I love going out.  This job is like having a prolonged adolescence, but with funds, no curfew and a better complexion.  I love the curt, dominatrix ‘goodbye’ as I cut the cord with AOL, the last, outraged gasp of the computer and the slam of the door behind me.  I love the twenty Capstan cough of the mini cab engine idling at the end of the gate and the lipstick kiss on the rim of the first glass of wine.  Sometimes I even really love the food.  But though the superficial life is a fine one, there are times when reality sticks a six-inch Global blade into its soft underbelly.  January, when my father died, was one such time.
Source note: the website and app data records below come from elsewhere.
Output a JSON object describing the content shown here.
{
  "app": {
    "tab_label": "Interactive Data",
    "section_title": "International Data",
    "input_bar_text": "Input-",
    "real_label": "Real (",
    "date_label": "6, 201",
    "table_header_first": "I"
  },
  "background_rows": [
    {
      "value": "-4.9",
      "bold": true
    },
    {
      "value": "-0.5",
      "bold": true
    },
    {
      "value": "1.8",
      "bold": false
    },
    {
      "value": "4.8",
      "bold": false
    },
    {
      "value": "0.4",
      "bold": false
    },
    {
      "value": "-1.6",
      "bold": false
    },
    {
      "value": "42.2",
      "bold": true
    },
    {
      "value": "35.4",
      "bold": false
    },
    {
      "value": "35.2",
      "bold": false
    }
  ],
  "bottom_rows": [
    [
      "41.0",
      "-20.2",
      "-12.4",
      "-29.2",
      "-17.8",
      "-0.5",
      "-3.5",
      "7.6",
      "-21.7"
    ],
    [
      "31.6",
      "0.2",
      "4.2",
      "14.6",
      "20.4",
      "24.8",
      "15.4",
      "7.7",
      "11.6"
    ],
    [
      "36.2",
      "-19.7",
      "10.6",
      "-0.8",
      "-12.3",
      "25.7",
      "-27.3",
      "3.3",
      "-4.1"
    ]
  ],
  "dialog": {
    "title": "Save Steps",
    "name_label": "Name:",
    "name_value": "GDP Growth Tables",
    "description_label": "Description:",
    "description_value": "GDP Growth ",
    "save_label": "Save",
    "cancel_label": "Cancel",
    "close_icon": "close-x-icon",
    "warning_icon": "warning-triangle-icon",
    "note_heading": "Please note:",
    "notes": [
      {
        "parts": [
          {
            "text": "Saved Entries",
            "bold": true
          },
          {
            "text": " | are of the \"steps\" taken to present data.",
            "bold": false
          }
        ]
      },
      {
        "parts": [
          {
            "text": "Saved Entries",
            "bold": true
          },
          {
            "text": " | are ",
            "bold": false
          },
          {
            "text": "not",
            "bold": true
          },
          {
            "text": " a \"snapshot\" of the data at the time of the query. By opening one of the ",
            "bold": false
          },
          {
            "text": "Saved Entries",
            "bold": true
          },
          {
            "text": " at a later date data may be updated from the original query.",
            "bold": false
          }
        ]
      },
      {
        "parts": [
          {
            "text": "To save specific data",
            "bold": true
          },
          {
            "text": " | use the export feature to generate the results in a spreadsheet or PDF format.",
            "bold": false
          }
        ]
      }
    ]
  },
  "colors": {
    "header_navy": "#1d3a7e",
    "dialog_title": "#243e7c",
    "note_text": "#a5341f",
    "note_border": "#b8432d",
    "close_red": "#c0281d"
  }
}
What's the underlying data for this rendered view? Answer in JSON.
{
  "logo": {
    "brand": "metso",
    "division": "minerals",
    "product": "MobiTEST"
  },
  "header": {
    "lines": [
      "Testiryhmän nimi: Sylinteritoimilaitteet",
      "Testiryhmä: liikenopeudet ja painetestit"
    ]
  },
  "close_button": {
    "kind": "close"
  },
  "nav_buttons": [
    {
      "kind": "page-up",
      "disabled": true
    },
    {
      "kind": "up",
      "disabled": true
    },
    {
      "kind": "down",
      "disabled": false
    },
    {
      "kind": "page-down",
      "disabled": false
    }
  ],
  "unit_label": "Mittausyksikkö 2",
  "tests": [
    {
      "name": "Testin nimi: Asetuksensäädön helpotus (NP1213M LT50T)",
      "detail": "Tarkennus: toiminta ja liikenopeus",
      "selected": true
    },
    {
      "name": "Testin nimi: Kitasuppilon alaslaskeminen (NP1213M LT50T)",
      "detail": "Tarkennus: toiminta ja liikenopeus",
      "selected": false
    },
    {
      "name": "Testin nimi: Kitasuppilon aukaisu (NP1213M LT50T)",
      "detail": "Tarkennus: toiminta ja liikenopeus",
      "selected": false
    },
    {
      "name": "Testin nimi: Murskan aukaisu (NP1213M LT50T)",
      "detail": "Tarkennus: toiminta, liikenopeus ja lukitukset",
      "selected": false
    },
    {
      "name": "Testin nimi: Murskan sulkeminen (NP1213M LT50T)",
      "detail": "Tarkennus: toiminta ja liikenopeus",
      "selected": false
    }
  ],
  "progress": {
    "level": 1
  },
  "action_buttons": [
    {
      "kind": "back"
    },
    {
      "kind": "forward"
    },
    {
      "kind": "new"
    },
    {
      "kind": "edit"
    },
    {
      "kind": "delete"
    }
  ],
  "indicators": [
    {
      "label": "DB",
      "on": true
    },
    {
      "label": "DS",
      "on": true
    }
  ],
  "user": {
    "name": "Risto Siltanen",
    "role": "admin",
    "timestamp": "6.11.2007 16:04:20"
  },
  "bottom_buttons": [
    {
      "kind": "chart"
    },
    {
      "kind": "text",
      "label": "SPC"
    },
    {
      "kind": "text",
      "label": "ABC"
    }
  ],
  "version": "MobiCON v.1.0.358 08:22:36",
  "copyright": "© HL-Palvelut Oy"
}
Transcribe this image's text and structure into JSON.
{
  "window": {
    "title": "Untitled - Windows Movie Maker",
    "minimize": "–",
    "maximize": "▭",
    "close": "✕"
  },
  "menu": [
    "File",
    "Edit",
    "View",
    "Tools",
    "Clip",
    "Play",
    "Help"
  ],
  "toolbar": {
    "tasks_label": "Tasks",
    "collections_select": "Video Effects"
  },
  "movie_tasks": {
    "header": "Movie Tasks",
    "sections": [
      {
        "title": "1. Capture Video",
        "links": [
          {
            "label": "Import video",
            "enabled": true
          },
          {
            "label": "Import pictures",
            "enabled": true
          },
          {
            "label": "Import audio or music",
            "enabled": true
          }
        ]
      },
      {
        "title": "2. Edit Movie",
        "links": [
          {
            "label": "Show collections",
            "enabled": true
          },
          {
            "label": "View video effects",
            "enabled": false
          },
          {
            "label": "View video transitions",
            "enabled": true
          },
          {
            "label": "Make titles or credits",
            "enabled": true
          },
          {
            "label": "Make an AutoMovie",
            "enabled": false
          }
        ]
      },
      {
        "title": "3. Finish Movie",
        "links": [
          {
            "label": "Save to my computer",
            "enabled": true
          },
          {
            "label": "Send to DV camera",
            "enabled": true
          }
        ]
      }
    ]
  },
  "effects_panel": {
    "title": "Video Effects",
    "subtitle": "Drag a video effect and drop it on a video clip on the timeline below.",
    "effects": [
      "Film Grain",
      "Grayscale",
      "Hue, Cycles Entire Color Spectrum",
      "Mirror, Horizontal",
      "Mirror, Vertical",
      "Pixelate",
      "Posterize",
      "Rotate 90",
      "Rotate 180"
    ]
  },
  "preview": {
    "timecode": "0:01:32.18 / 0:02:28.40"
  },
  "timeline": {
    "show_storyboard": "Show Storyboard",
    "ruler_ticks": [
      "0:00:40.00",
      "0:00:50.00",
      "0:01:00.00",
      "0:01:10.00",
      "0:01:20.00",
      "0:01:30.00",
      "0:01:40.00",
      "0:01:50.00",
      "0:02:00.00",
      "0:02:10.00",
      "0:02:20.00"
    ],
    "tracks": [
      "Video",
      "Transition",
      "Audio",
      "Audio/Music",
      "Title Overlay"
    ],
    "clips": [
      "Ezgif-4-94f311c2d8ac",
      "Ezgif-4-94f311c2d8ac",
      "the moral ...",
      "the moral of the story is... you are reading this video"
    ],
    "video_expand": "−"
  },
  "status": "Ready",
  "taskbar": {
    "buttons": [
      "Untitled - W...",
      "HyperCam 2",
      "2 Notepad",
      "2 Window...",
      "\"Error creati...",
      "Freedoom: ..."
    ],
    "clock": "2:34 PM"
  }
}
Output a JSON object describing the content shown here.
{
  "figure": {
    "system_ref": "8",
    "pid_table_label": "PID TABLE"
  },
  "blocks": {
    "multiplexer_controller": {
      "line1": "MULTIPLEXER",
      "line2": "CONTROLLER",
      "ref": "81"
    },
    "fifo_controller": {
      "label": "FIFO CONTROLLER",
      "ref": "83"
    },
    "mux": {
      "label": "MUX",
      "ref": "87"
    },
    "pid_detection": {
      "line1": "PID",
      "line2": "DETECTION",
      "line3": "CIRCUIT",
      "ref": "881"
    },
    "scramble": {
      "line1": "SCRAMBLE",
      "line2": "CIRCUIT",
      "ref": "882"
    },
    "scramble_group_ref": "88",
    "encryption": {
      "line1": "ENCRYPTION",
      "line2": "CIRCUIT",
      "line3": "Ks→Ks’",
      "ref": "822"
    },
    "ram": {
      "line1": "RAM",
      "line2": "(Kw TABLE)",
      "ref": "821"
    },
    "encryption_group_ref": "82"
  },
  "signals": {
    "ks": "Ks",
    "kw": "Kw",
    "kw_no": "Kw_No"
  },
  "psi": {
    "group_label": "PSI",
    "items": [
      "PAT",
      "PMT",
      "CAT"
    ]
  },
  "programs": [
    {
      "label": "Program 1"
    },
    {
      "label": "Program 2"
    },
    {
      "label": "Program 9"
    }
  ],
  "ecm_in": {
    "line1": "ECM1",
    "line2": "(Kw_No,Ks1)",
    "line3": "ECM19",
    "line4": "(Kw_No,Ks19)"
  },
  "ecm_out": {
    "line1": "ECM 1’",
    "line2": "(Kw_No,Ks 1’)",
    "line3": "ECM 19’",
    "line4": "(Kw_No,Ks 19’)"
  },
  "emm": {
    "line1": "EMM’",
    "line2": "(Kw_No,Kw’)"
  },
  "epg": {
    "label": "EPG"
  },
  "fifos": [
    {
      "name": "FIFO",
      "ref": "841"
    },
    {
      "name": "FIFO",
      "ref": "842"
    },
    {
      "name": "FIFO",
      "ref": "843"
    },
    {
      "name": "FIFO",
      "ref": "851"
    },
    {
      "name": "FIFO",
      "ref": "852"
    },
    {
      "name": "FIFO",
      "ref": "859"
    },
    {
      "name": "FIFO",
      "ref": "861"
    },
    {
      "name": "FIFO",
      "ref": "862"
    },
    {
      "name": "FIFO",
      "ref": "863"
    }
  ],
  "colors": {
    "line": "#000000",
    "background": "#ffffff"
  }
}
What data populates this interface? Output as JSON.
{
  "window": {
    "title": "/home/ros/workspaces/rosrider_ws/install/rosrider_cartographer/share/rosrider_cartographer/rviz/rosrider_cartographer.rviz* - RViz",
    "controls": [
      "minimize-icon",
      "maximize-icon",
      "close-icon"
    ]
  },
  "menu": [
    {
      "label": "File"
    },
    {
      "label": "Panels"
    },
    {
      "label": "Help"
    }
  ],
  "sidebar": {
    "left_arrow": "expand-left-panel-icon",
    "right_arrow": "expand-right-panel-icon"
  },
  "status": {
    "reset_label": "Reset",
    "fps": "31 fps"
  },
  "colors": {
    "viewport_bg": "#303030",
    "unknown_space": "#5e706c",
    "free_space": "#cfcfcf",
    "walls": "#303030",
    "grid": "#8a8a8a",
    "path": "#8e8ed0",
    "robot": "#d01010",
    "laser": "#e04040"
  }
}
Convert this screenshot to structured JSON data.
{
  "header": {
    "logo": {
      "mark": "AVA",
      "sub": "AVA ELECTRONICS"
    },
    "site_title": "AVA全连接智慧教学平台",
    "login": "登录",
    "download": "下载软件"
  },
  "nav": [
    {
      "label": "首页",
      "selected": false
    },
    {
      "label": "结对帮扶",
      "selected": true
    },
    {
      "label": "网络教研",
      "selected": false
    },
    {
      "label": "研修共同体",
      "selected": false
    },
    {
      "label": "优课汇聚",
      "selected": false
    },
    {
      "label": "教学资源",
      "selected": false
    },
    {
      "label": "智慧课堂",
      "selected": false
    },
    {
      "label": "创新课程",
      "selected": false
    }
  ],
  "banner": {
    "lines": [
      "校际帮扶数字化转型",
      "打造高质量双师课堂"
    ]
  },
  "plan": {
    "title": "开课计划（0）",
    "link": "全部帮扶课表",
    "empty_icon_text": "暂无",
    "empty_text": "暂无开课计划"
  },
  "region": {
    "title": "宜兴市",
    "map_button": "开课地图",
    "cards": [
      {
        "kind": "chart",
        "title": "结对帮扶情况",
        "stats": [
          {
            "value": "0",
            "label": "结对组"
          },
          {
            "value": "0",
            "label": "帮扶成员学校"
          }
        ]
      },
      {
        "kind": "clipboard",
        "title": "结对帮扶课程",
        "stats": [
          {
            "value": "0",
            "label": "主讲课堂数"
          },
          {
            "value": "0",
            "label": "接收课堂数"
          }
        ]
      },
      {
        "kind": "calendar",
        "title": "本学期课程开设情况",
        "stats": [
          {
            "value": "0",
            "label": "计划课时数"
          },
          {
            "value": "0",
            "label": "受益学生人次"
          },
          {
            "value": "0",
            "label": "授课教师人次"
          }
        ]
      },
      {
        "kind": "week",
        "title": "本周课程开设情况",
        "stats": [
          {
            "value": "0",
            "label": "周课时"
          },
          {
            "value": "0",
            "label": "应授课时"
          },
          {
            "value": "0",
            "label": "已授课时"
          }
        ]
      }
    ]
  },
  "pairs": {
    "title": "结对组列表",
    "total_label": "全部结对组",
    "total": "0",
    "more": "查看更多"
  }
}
Suddenly, it seemed frivolous to be worrying about the saltiness of the soup – and, anyway, I was carrying my own supplies.

 

Feeling similarly minded this week, I wanted to go to one of my favourite restaurants – The Lindsay House.  It is the perfect restaurant of its type.  Firstly, it’s small – set over several floors of one of those tiny houses with lots of stairs with lots of rooms, each the size of a pocket handkerchief.  You ring the doorbell to gain entry and, once inside, there’s a distinct sense of being hidden away and removed from the world.  Secondly, the décor is not fancy – the restaurant has off white, some might say dirty white, walls, bare floorboards that might have been polished once in about 1911, and open fireplaces which, when lit in winter, roar with enough ferocity to bring a menopausal flush to the cheeks.  The customers can roar equally ferociously when the place is full.  Acoustics can be a problem, especially if you are seated next to a large table of well-oiled business men but at least the atmosphere is never hushed and stilted.

 

I have eaten here on numerous occasions, usually paying my own money (most memorably for poached oysters), which brings to me to the third point in its favour – the food and the warm welcome.  Dinner is £44 for three courses, lunch a bargain at £23, and with Richard Corrigan hands-on in the kitchen the cooking is robust, sophisticated and very real.  The menu features dishes such as smoked eel with dandelion, fennel and chorizo, pork with black pudding, crubben and choucroute, haunch of venison, and poached halibut with samphire and a salt cod torellini.  Richard is also very real, a big Irish chap with a ready smile and a loud voice, often heard bouncing through the walls from the kitchen, while as Front of House, Thierry ushers you to your table with one of those French accents you could pour, and invariably proffers an invitation to the Groucho Club afterwards.  Or maybe that’s just me.

 

We arrived on a quiet night when the rest of the world was glued to a television set.  Two city chaps sat in one corner, deep into a second bottle of wine, saying things like ‘he’s massively over-extended’ much less discretely than they imagined.  Otherwise, there was a totally enthralled couple, on maybe their second date and with an enviable amount to talk about (but little chemistry), and a party of pristine, neatly folded, Japanese who seemed as fascinated by us as I was with snatches of the banker’s furtive ‘well, I thought you should know, after all he is our Vice-President no matter what we may think of him’ conversation.

 

I slurped my way through the last memory of summer – a palate deadening, overwhelmingly peppery, but pretty gazpacho of wild crayfish with a courgette mousse.  My companion had crispy frogs legs with garlic cream, spinach and bacon, which I tasted, despite my usual froggie Douglas Bader qualms; delectable little morsels, but who’d be a frog?  Next up, one of the perks of the job – scallops with sweetcorn and chicken wings in a pool of brown butter – sent out by the chef as an unnecessary indulgence - what designer sample sales are to fashion writers, except the fashion writers buy the samples and don’t wear them.  I eat the samples and wear them on my hips.   To follow we both had grasse (my companion is very posh).  Grouse en croute to me, with an extra howl mid vowel. Mr RP was less keen than I on the breast of grouse, sandwiched between almost liquid foie gras and a duxelles of wild mushrooms before being encased in a wafers of delicate pastry.  ‘It’s like a fancy game pie,’ he mused, picking it over like he was going to perform open heart surgery and then leaving all the pastry on one side of his plate.  (My God – does the man not have children? – that’s usually my supper.) But I was satisfied, especially with a dollop of Richard’s signature mash potatoes served in a little copper pot with butter oozing through the surface.  Pudding was white peaches with champagne sorbet and soft meringue, strawberry consommé and vanilla ice cream.

 

My companion left, unsteadily, and disappeared into the night leaving me alone with his leftovers.  ‘So,’ said Thierry, ‘Do you want a drink at the Groucho later?’